Plans have been unveiled by regeneration specialist Citu for the major residential redevelopment of a former foundry site, located south of Leeds Dock and has been vacant since 2005.

The news comes as the £80m Tower Works development, which is central to the regeneration of the South Bank, is recommended for conditional approval with a June start date scheduled.

The proposed new development refered to as Left Bank relates to the former Hydro Aluminium Foundry site which lies between Clarence Road and the River Aire and opposite Citu's Low Fold development.

Citu, which is also behind the eye-catching Greenhouse project in Beeston, is proposing 205 zero carbon standard homes at Left Bank, arranged in 13 blocks and made up of a mixture of flats, live - work units and houses. The proposal also includes associated private, shared communal and public open space, alongside community and café uses.

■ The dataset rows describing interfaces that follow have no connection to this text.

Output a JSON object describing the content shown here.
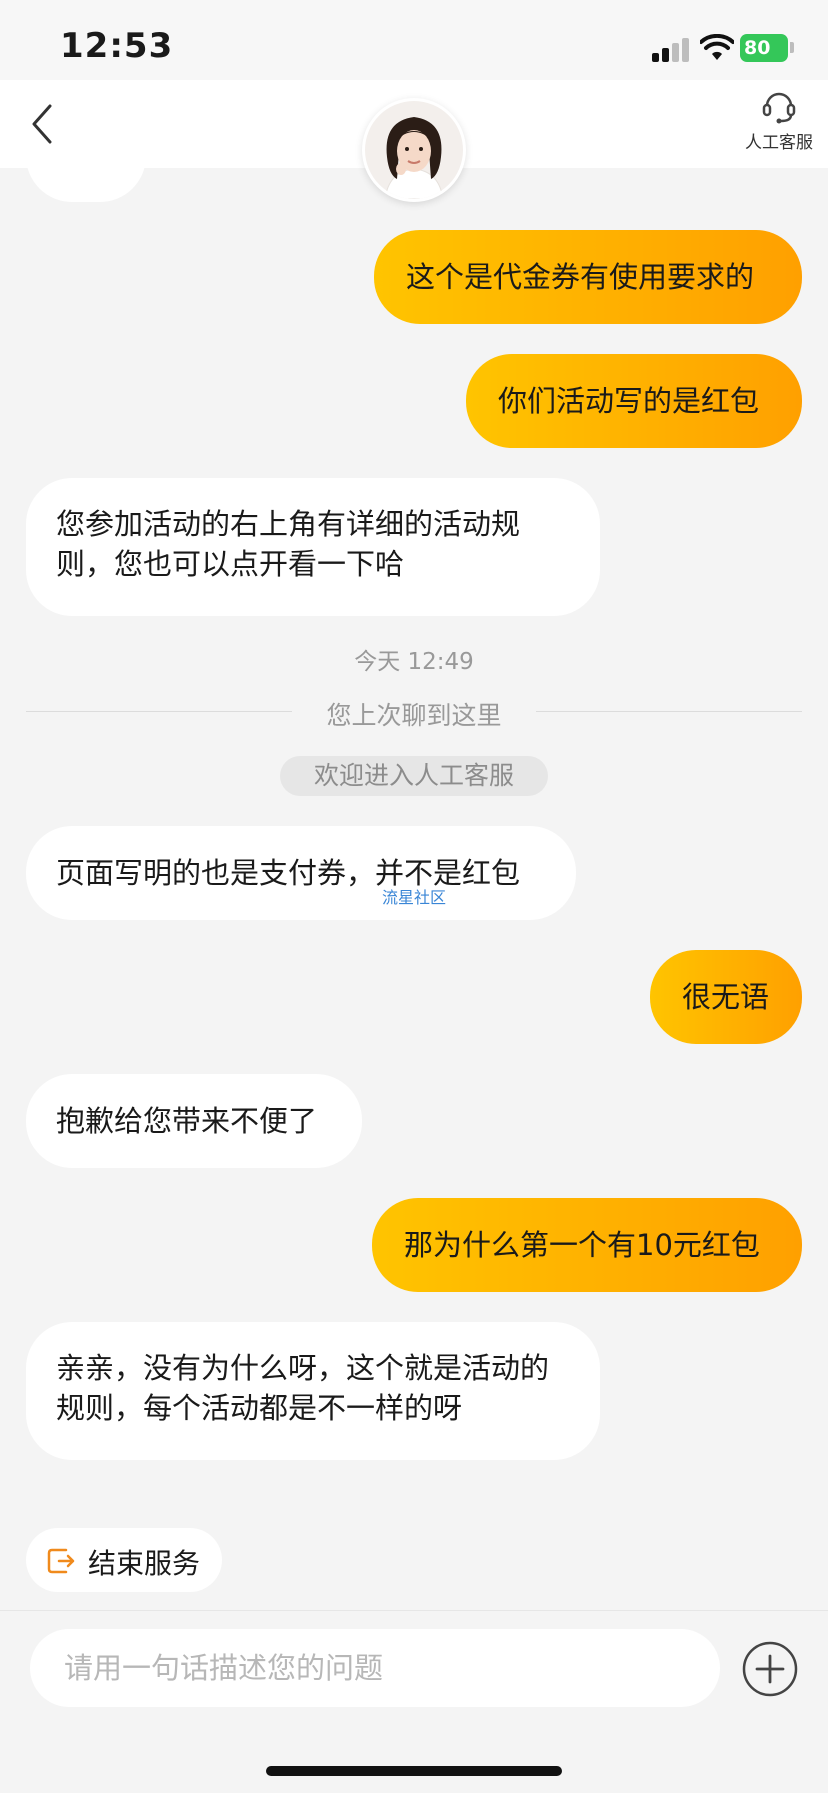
{
  "status_bar": {
    "time": "12:53",
    "battery": "80"
  },
  "header": {
    "agent_label": "人工客服"
  },
  "messages": [
    {
      "side": "right",
      "text": "这个是代金券有使用要求的"
    },
    {
      "side": "right",
      "text": "你们活动写的是红包"
    },
    {
      "side": "left",
      "text": "您参加活动的右上角有详细的活动规则，您也可以点开看一下哈"
    },
    {
      "side": "left",
      "text": "页面写明的也是支付券，并不是红包"
    },
    {
      "side": "right",
      "text": "很无语"
    },
    {
      "side": "left",
      "text": "抱歉给您带来不便了"
    },
    {
      "side": "right",
      "text": "那为什么第一个有10元红包"
    },
    {
      "side": "left",
      "text": "亲亲，没有为什么呀，这个就是活动的规则，每个活动都是不一样的呀"
    }
  ],
  "timestamp": "今天 12:49",
  "divider": "您上次聊到这里",
  "system_notice": "欢迎进入人工客服",
  "watermark": "流星社区",
  "end_service": {
    "label": "结束服务"
  },
  "input": {
    "placeholder": "请用一句话描述您的问题"
  },
  "colors": {
    "bubble_right_start": "#ffc400",
    "bubble_right_end": "#ffa000",
    "end_icon": "#f08a1c"
  }
}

As at the Low Fold scheme, the homes on Left Bank would be owned, managed and operated by the residential occupiers within a development using a purpose formed community interests company. The scheme would feature a digital platform that allows the homeowner the ability to control energy remotely via a desktop, laptop, tablet or smartphone.

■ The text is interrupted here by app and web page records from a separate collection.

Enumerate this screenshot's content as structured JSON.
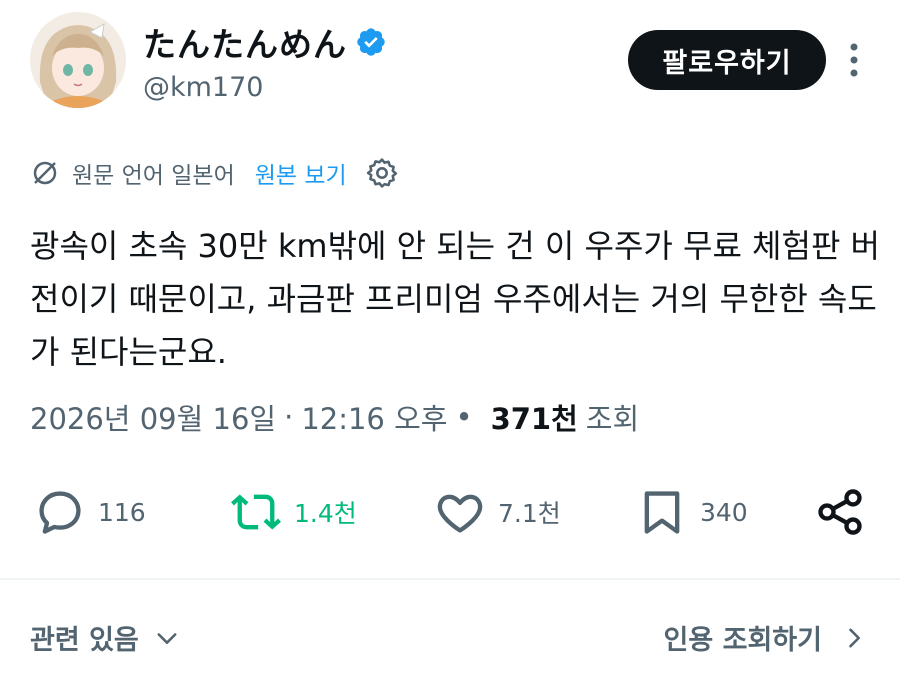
{
  "profile": {
    "display_name": "たんたんめん",
    "handle": "@km170",
    "follow_label": "팔로우하기"
  },
  "translation": {
    "source_language_text": "원문 언어 일본어",
    "show_original_label": "원본 보기"
  },
  "tweet": {
    "text": "광속이 초속 30만 km밖에 안 되는 건 이 우주가 무료 체험판 버전이기 때문이고, 과금판 프리미엄 우주에서는 거의 무한한 속도가 된다는군요.",
    "date": "2026년 09월 16일",
    "time": "12:16 오후",
    "views_count": "371천",
    "views_label": "조회"
  },
  "actions": {
    "replies": "116",
    "retweets": "1.4천",
    "likes": "7.1천",
    "bookmarks": "340"
  },
  "footer": {
    "related_label": "관련 있음",
    "quotes_label": "인용 조회하기"
  },
  "colors": {
    "accent": "#1d9bf0",
    "retweet_green": "#00ba7c",
    "text": "#0f1419",
    "muted": "#536471"
  },
  "icons": [
    "verified-badge-icon",
    "more-icon",
    "translate-icon",
    "gear-icon",
    "reply-icon",
    "retweet-icon",
    "like-icon",
    "bookmark-icon",
    "share-icon",
    "chevron-down-icon",
    "chevron-right-icon"
  ]
}
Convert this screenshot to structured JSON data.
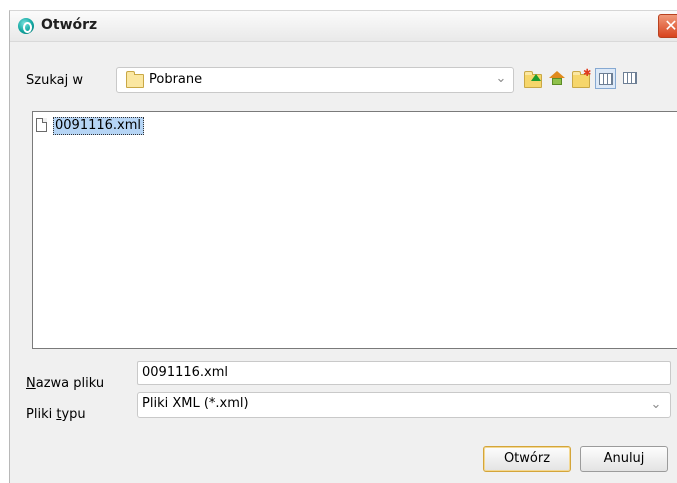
{
  "dialog": {
    "title": "Otwórz",
    "close_symbol": "✕"
  },
  "lookin": {
    "label": "Szukaj w",
    "current_folder": "Pobrane",
    "folder_icon": "folder-icon"
  },
  "toolbar": {
    "buttons": [
      {
        "name": "up-one-level",
        "icon": "folder-up-icon"
      },
      {
        "name": "home",
        "icon": "home-icon"
      },
      {
        "name": "new-folder",
        "icon": "new-folder-icon"
      },
      {
        "name": "list-view",
        "icon": "list-view-icon",
        "active": true
      },
      {
        "name": "details-view",
        "icon": "details-view-icon"
      }
    ]
  },
  "file_list": {
    "items": [
      {
        "name": "0091116.xml",
        "selected": true,
        "icon": "file-icon"
      }
    ]
  },
  "file_name": {
    "label_mnemonic": "N",
    "label_rest": "azwa pliku",
    "value": "0091116.xml"
  },
  "file_type": {
    "label_prefix": "Pliki ",
    "label_mnemonic": "t",
    "label_rest": "ypu",
    "selected": "Pliki XML (*.xml)"
  },
  "buttons": {
    "open": "Otwórz",
    "cancel": "Anuluj"
  },
  "colors": {
    "selection": "#b6d5f5",
    "close_button": "#d8431e",
    "dialog_bg": "#f0f0f0"
  }
}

Citu was formed in 2004 by Chris Thompson as a property development business looking to build communities that reduce their impact on the environment.

The Left Bank proposal will be showcased in a pre-application presentation next week (11 February 2016) when councillors are also expected to back Carillion's plans for Tower Works.

Tower Works plans include a residential development of 160 units, ranging from one-bedroom flats to five-bedroom townhouses; 128,000 sq ft of office space and retail space of up to 4,000 sq ft. At ground level, adjacent to public routes, shops, restaurants and cafes and drinking establishments will occupy a further 16,000 sq ft.

Tower Works is being designed by architects Jestico + Whiles and landscape architects Oobe and engineering firm WSP.